Assignment - For the word "have", search the records and show each line in which it occurs.

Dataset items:
━━━━━━━━━━

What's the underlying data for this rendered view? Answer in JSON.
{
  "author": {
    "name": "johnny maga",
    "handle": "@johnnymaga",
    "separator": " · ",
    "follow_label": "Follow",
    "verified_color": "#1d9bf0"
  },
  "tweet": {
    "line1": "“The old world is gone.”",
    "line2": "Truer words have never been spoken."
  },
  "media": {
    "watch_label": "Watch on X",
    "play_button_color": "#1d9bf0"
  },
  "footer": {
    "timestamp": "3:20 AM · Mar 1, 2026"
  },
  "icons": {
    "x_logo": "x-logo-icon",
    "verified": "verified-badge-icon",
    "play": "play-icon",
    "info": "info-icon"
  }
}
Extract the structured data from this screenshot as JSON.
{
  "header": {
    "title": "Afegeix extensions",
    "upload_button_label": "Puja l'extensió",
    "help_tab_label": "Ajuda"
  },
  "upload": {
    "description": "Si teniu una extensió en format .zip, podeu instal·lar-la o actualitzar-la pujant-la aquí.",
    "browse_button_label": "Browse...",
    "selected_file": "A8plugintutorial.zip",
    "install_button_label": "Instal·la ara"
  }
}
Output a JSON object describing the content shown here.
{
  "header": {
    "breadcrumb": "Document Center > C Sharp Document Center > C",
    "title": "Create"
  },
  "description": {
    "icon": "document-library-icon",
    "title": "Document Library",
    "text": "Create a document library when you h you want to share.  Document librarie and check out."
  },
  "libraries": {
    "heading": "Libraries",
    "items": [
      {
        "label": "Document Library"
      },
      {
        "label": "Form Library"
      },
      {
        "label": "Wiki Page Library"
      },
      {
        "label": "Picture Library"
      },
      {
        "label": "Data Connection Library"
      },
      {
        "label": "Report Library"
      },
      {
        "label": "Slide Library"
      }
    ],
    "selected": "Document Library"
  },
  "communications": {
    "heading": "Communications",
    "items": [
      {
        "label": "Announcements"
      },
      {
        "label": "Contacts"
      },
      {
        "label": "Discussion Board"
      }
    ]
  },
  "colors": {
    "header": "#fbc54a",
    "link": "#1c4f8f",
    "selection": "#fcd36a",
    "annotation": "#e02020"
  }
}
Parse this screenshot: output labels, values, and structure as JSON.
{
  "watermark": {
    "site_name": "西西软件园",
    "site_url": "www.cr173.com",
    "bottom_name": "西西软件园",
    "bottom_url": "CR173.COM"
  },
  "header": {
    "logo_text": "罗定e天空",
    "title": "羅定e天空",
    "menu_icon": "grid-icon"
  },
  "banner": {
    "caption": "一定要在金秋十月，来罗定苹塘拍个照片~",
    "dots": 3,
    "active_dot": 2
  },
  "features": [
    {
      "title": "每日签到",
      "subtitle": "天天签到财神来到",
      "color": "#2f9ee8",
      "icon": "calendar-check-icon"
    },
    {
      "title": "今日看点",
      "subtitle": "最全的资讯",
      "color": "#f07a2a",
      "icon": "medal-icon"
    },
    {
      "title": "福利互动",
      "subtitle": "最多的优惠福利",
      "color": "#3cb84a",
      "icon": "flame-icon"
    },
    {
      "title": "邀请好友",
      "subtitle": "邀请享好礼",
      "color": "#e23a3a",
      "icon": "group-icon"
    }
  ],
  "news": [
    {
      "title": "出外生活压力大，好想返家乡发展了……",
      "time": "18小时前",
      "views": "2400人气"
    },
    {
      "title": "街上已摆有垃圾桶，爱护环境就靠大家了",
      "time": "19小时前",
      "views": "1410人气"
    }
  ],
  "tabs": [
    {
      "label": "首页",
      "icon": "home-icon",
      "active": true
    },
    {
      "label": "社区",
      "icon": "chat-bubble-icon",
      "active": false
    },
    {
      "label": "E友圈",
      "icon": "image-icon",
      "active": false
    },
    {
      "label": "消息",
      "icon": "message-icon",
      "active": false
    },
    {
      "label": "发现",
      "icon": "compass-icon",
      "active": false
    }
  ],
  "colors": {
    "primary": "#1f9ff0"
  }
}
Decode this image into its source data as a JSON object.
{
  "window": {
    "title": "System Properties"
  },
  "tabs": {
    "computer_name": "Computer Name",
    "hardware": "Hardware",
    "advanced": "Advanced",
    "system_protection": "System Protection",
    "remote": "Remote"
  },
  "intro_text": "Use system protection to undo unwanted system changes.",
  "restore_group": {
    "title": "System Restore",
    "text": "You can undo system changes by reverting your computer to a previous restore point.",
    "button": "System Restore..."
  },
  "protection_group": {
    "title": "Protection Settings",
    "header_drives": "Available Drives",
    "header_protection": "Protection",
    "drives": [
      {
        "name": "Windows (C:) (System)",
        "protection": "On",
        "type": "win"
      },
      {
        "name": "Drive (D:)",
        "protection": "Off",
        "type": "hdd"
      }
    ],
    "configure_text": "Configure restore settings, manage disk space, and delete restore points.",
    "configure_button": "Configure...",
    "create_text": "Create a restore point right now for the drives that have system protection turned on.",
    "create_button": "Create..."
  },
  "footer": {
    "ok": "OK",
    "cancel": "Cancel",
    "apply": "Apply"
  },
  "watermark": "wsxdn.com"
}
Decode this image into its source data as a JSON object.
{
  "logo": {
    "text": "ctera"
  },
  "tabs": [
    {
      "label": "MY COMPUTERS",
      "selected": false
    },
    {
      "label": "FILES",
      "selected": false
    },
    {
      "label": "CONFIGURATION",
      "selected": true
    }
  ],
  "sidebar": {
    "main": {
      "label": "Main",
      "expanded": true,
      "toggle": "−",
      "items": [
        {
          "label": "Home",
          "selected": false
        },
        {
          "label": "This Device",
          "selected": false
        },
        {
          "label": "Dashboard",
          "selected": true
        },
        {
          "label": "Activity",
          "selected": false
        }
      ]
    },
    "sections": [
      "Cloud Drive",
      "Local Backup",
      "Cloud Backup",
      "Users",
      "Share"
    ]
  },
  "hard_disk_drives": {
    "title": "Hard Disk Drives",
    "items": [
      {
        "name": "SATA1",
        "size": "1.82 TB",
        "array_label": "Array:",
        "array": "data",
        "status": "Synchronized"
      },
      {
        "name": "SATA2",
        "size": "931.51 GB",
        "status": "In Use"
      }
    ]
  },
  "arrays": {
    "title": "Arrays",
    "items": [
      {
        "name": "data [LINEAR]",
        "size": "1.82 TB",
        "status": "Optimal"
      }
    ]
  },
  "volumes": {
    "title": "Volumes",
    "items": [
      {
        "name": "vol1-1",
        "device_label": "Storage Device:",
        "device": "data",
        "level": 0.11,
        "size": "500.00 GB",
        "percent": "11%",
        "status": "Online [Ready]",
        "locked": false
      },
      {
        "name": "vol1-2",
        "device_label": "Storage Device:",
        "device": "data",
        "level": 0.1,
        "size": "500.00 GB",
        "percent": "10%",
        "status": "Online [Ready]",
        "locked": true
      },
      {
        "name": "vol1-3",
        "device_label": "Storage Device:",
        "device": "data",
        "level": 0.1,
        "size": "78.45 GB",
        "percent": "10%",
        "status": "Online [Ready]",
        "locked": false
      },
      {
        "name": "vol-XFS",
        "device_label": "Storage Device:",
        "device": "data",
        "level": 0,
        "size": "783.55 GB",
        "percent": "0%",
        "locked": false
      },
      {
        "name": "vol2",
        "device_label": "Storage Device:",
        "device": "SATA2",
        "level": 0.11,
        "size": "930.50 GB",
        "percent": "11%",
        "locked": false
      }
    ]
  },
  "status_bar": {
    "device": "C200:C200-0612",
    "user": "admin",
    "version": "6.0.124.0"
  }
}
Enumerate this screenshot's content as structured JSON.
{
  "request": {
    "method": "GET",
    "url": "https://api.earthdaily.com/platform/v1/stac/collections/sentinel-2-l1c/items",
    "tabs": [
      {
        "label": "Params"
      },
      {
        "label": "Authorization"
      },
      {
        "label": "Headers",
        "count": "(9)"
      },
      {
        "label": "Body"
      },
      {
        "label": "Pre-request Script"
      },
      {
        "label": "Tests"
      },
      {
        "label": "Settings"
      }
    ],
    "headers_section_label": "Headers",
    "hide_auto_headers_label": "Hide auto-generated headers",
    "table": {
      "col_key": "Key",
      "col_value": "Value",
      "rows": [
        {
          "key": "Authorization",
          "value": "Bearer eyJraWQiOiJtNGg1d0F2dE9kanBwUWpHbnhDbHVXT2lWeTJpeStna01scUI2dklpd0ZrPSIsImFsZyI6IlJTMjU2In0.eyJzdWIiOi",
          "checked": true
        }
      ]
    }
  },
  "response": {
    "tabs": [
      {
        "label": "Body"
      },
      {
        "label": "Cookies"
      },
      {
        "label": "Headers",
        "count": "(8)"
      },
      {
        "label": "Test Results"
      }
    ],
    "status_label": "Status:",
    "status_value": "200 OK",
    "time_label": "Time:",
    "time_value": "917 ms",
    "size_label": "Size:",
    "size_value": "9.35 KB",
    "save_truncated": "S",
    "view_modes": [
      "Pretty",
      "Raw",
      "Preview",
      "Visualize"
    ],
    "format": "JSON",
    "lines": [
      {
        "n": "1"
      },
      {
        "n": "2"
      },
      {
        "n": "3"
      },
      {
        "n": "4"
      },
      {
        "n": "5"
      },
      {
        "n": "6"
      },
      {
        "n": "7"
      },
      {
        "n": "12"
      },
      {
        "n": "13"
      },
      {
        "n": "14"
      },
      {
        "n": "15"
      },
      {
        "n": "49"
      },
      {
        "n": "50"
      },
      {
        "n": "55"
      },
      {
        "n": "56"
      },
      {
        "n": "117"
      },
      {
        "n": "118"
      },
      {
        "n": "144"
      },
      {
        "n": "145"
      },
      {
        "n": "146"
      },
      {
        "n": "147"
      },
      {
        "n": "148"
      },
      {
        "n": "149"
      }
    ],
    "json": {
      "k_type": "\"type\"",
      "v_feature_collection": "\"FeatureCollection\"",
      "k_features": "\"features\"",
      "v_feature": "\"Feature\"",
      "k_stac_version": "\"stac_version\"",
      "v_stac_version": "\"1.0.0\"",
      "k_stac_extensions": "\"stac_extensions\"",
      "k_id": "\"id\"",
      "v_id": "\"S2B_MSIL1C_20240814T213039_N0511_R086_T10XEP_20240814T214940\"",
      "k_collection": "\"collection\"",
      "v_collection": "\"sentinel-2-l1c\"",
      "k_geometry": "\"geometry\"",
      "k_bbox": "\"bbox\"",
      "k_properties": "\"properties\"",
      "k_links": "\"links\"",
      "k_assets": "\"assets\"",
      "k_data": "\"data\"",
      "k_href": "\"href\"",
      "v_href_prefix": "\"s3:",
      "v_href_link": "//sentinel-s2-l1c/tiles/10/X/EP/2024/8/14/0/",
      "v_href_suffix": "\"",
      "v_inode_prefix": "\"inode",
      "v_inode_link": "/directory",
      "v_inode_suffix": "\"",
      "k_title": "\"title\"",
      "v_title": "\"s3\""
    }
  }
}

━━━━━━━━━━

Result of the exercise -
    "line2": "Truer words have never been spoken."
    "create_text": "Create a restore point right now for the drives that have system protection turned on.",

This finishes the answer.